Imports System
Imports System.Data
Imports System.Data.SqlClient
Imports System.Data.SqlTypes
Imports Microsoft.SqlServer.Server
Partial Public Class StoredProcedures
_
Public Shared Sub usp_WriteToTextFile (ByVal FileName As SqlString, ByVal Contents As SqlString, ByRef ErrorMessage As SqlString) As SqlInt32
Dim intReturn As SqlInt32
Dim file As System.IO.StreamWriter

intReturn = 1
ErrorMessage = SqlString.Null

Try
file = System.IO.File.AppendText(FileName.ToString)
file.Write(Contents)
file.Close()
Catch ex As Exception
ErrorMessage = "An Exception of Type [" & ex.GetType.ToString & "] occurred with the message [" & ex.Message & "]"
intReturn = 0
End Try

Return intReturn
End Sub
End Class


Now it’s just a matter of compiling, deploying and testing.

NOTE:  The SQL Server service account must have the required NTFS file permissions (and if writing to a CIFS share, the required share permissions) to write to the text file.  If the file doesn’t exist, it is created. If the file exists, it is appended to.

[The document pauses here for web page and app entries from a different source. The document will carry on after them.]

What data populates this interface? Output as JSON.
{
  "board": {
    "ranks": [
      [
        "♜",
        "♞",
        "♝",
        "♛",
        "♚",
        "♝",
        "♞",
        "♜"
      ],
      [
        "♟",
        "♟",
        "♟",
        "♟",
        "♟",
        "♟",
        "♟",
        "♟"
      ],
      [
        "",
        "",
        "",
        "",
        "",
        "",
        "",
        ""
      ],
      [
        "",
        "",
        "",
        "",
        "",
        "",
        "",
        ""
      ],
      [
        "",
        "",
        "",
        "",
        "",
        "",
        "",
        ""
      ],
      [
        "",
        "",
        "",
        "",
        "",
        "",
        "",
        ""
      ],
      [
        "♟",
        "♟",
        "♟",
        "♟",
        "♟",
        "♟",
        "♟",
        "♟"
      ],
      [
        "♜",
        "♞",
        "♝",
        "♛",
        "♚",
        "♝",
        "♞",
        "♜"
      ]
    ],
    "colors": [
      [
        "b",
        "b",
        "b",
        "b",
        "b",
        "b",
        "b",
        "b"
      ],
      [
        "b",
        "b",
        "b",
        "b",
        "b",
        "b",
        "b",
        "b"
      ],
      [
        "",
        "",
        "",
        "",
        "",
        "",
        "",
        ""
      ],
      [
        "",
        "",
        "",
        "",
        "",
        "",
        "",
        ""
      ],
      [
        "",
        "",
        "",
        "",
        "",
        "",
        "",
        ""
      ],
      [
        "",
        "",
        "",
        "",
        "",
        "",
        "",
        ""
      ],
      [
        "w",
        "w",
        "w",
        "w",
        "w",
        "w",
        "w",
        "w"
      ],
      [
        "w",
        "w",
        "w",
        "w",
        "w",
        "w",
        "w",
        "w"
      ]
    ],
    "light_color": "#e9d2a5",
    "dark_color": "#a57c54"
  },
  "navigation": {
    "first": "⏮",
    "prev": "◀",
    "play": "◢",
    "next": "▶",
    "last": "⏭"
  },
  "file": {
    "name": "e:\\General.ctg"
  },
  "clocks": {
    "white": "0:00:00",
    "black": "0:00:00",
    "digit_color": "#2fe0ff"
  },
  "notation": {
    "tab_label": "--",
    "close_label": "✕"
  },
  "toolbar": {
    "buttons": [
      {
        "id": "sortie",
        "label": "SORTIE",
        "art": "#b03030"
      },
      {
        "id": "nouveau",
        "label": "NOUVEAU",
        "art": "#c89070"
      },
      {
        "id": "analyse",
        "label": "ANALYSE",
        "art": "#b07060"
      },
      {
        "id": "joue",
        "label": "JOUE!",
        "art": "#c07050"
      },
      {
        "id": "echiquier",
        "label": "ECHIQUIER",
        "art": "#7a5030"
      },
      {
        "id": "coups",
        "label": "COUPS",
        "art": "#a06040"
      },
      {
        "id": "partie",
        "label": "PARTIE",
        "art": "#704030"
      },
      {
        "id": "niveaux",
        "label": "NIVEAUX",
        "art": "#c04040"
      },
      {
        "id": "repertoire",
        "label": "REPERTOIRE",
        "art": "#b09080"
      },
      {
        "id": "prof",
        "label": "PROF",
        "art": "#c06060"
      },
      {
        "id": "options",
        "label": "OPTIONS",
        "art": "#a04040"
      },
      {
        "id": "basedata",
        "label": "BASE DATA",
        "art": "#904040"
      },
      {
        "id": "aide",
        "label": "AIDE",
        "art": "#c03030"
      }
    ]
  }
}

Now for that deployment script.

When you compile and deploy, look at the Output windows, and select Build from the “Show output from” dropdown.

You’ll see something like this:

  Deployment script generated to:
D:\Users\Marc\Documents\Visual Studio 2010\Projects\FileFunctions\FileFunctions\bin\Debug\FileFunctions.sql

Visual Studio will create a .SQL file that gives you a lot of insight into how to create a deployment script for SQLCLR functions.  It looks to me like this is meant to be run from a SQLCMD.EXE-type utility, but I’ll generally clean it up a bit, then use it to deploy to production servers (after testing).

You’ll see within this file a CREATE ASSEMBLY statement, an ALTER ASSEMBLY statement and a CREATE PROCEDURE statement.  These are really all that you need to deploy to multiple servers.  The calls to sp_addextendedproperty aid in using the Visual Studio debugger, but I don’t think they are strictly necessary.

After that, you use the stored procedure like this:

DECLARE @filename [nvarchar](260)
DECLARE @text_to_write [nvarchar](max)
DECLARE @error_message [nvarchar](max)
DECLARE @return [int]
SET @filename = 'C:\foo\bar.txt'
SET @text_to_write = 'this is a test'
EXEC @return = usp_WriteToTextFile @FileName = @filename, @Contents = @text_to_write, @ErrorMessage = @error_message OUTPUT


NOTE: You’ll have to GRANT EXECUTE rights to logins/users/roles to the stored procedure, just like any other stored proc, or use EXECUTE AS within other stored procs in order to execute the stored procedure as a non-sysadmin user.